The Kenyan passport has been ranked position 8 in Africa and position 71 globally by the Henley Passport Index. The data released is based on the data provided by the International Air Transport Association.
Kenyan passport mobility score improved six places at the same time. With the new ranking, it means Kenyans to visit without a visa or obtain it on arrival increasing to 72 from 64 in January 2021.
In Africa, Kenya remained at the eighth position, shared with Tanzania and behind Mauritius, Botswana, eSwatini, Lesotho, Malawi, Namibia, Seychelles, and South Africa. Uganda was in position 76 with Rwanda, Burundi, South Sudan coming in at numbers 82, 92, and 99 respectively.
Japan and Singapore were at the top of the list of being the most powerful passports in the world for the year 2022 with a visa-free score of both countries of 192. Afghanistan (rank 111) and Iraq (rank 110) continue to be in the ‘worst passports to hold’ category having a visa-free score of 26 and 28 respectively. Pakistan’s passport is fourth among the worst or least powerful passports.
“Germany and South Korea hold onto joint 2nd spot on the latest ranking, with passport holders able to access 190 destinations visa-free, while Finland, Italy, Luxembourg, and Spain share 3rd place, with a score of 189.
The US and the UK passports have regained some of their previous strength after falling all the way to 8th place in 2020 – the lowest spot held by either country in the index’s 17-year history. Both countries now sit in 6th place, with a visa-free/visa-on-arrival score of 186,” said the report.
At the same time, while citizens of upper-middle- and high-income countries have achieved visa-free access to most nations, citizens of lower-middle- and low-income countries, as well as ones with higher fragility scores, enjoy far less travel freedom because they are deemed to be high-risk when it comes to security, asylum, and overstay.
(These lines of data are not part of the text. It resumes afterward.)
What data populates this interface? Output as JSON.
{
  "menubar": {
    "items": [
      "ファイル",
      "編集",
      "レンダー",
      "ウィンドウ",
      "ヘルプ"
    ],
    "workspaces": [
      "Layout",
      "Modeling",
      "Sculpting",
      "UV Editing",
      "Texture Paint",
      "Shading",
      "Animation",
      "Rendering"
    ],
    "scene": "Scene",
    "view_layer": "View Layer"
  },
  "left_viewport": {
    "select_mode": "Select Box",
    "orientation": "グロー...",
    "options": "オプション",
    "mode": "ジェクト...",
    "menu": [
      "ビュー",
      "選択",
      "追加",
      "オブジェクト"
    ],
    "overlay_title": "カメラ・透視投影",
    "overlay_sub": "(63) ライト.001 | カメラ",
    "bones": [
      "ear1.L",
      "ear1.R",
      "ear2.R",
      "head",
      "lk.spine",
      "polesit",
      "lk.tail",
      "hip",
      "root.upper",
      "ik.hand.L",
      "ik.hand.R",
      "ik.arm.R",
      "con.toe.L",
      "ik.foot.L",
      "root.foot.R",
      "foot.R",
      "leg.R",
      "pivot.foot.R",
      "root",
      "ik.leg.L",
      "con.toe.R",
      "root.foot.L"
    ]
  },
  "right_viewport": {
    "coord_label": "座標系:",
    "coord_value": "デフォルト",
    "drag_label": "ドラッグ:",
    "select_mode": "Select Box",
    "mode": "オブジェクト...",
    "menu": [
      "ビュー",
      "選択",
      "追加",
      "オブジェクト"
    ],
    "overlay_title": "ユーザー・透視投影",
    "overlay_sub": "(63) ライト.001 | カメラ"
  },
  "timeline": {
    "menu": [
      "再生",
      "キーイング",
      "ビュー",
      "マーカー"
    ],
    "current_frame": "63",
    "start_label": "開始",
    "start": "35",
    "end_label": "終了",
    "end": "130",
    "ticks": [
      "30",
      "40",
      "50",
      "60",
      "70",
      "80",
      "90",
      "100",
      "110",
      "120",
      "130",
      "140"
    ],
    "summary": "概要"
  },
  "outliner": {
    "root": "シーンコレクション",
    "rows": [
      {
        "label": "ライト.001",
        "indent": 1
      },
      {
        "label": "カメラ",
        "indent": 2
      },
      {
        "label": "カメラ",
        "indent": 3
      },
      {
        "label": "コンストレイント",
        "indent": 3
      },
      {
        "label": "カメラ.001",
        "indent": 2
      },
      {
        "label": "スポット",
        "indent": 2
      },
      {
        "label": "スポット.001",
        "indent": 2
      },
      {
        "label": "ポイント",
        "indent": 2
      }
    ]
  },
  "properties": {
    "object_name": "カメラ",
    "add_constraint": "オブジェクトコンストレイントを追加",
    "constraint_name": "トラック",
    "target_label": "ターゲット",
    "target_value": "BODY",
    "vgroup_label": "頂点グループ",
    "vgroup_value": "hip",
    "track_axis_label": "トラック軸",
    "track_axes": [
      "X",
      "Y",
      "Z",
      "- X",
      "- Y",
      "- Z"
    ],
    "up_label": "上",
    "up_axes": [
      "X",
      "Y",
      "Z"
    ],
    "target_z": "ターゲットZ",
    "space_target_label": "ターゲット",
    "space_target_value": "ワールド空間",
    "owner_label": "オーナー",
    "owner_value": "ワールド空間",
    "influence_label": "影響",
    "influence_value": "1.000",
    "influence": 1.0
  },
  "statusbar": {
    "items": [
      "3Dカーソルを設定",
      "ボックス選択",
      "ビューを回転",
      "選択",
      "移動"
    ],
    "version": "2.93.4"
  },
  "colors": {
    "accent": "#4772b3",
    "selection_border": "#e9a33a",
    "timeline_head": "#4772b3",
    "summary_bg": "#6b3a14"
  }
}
Interestingly, however, they found that while the world’s democracies on average have higher visa-free scores, both democratic and authoritarian regimes have increased their visa-free scores since 2006, at somewhat similar rates.